Who can work in a time like this, you may ask. Anxiety levels are through the roof; kids might be underfoot; and every day brings new, often unsettling information to process. While most workplaces are understanding of the stress employees are feeling, the good news for people who have jobs where they can work from home is that A) They have jobs. B) They can work from home.
If you are one of those, this guide is for you, packed with details on how you can stay productive and effective while working from home, while acknowledging the uncertainty that is today’s reality.
- First, be safe.
If you have any indications that you are at increased risk of contracting COVID-19, make sure to prioritize your health. That includes talking to your employer about your ability to work from home and inquiring about benefits, such as disability insurance that you may need to access. And even if you are not at increased risk, take all necessary precaution to protect others: obeying all instructions to quarantine or practice social distancing, as well as, of course, maintaining impeccable hygiene.
- Identify work priorities.
You may find that many of your colleagues are unable to work or are working non-traditional hours, which means that your work load may increase. If you’re unsure which tasks you should be tackling each day, talk to your supervisor. Find out what processes they have in placeto track remote work and what “outputs” they will be measuring to ensure you are meeting expectations and staying on track with the most vital projects.
- Discuss preferred communication channels.
Does your manager want a daily email summarizing your accomplishments, or do they expect you to be plugged into the Slack channel all day? Determine their preferences and then make sure you adhere to them as much as you can. If your team is planning to get together by video conference, make sure your camera is on if everyone else’s is…but first, be sure you are dressed appropriately and that the background is clear of clutter (or at least, clear of the clutter you’d rather your coworkers didn’t see). If you are convening via conference call, remember to put yourself on mute if you’re not speaking so the whole team doesn’t hear your dog barking in the background.
- Set expectations.
While keeping up with the team’s expectations is wise whenever you can, everyone has their own extenuating circumstances. If you are simultaneously (and unexpectedly) “home schooling,” let the team know that your hours might be flexible so you can attend to childcare demands as needed. If you can’t be part of a team meeting, make sure to follow up to find out what you need to know and then act on the projects that are assigned to you. Keeping your team in the loop for what is the best way to reach you and the general hours you are working puts everyone at ease.

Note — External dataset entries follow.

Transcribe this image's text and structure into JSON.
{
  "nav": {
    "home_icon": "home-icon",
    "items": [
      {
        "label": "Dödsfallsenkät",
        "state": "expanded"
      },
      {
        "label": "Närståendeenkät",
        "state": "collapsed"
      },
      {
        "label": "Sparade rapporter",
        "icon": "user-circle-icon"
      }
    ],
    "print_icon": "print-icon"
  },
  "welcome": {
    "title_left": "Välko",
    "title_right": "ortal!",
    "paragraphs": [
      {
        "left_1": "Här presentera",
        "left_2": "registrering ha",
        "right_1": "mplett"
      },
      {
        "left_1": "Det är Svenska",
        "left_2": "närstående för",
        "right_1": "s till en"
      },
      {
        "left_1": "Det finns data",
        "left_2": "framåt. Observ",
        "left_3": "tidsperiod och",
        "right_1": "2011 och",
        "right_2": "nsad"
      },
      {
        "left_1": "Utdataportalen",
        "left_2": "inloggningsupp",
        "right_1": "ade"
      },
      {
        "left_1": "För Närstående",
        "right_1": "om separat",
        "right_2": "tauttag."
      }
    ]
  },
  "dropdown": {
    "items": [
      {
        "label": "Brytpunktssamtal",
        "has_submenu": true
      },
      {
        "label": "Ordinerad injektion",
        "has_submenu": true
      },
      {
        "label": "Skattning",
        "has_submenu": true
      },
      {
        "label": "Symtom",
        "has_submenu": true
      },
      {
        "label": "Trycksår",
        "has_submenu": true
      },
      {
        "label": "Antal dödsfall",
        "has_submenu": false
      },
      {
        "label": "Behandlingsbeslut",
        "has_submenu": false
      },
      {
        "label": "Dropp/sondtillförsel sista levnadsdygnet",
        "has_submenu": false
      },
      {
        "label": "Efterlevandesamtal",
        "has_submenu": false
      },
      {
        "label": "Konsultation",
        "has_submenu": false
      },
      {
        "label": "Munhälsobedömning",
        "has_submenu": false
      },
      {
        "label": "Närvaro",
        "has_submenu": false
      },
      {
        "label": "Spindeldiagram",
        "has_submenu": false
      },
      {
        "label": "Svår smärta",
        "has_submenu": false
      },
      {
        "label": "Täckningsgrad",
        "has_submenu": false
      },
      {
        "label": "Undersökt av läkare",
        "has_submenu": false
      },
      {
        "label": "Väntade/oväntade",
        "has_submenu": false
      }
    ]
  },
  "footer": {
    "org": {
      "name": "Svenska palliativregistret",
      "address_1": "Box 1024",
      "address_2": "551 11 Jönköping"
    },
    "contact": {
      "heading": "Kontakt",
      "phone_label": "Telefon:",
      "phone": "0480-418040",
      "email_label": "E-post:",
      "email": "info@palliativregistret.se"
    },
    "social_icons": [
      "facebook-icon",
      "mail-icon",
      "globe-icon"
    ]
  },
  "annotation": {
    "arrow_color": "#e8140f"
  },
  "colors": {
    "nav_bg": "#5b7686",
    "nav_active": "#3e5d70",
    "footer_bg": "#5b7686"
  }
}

- Make a plan with your family.
If you have kids and/or a partner who is also working at home, recognize that quarters can get tight. It at all possible, commandeer a computer or laptop that’s just for you, rather than sharing with kids who are trying to do remote schooling. (If you need tech support from your employer, make sure to ask. Many can accommodate requests, even if you don’t have a regularly issued work laptop.) If you have smaller kids who need extensive attention, make a plan with your partner to swap care duties. It might mean getting up extra early or working later in the evening, but everyone should have the ability to do uninterrupted work. And, consider this permission not to skimp on screen time. Desperate times call for desperate measures, and this qualifies. So if you need to lower your standards in order to preserve your work time—and your sanity—it’s perfectly all right. Balance it with some focused “together time,” and everyone will be fine.
If your kids are older, create a system to help keep interruptions to a minimum. That might mean creating a signal, such as a closed door, that means “Only bother me for an emergency.” (And then, we will add, define “emergency.” Someone stealing someone else’s snack probably doesn’t rank.)
- Develop a routine.
Everyone benefits from a routine, and currently everyone’s routines have been upset. So now’s the time to create some artificial structure for the day. Get up at the time you normally do (unless you need to get up earlier for focused work) and then set the rest of your family up with a schedule. For older kids that might include chores, schoolwork, reading time, exercise and free time. For younger kids, you might suggest they look at books or do puzzles, then organize an art project, preferably something they can do on their own.
The good news is that there is a plethora of options for online activities these days since virtually everyone is housebound. Check out these suggestions for virtual field trips and find out how you can access eBooks from your local library. One way to spread cheer would be to make cards you could send to a local nursing home, where residents might be feeling lonelier than usual without any visitors.
And, make time to exercise, even if it’s just a simple walk around the block.
- Find a way to socialize.
If you’re not used to working at home, it can feel isolating. Make sure to combat that by being in touch with office colleagues with your company chat or email and reach out to friends via text or social media. Remember that everyone is likely feeling the same way, so they will appreciate the overture. Try a video call with a loved one who can’t get out or make time to talk on the phone.
- Don’t neglect self-care.
Finally, remember to “check in with yourself” to see how you’re feeling. It’s easy to be anxious these days, especially with so many unknowns, and when you feel like even the “knowns” are all pretty scary. So, limit news consumption and find some fun videos or stream a favorite movie to distract and relax when your work is done.
Tomorrow is a new day, and every day the “new normal” will start to feel a little more familiar and manageable.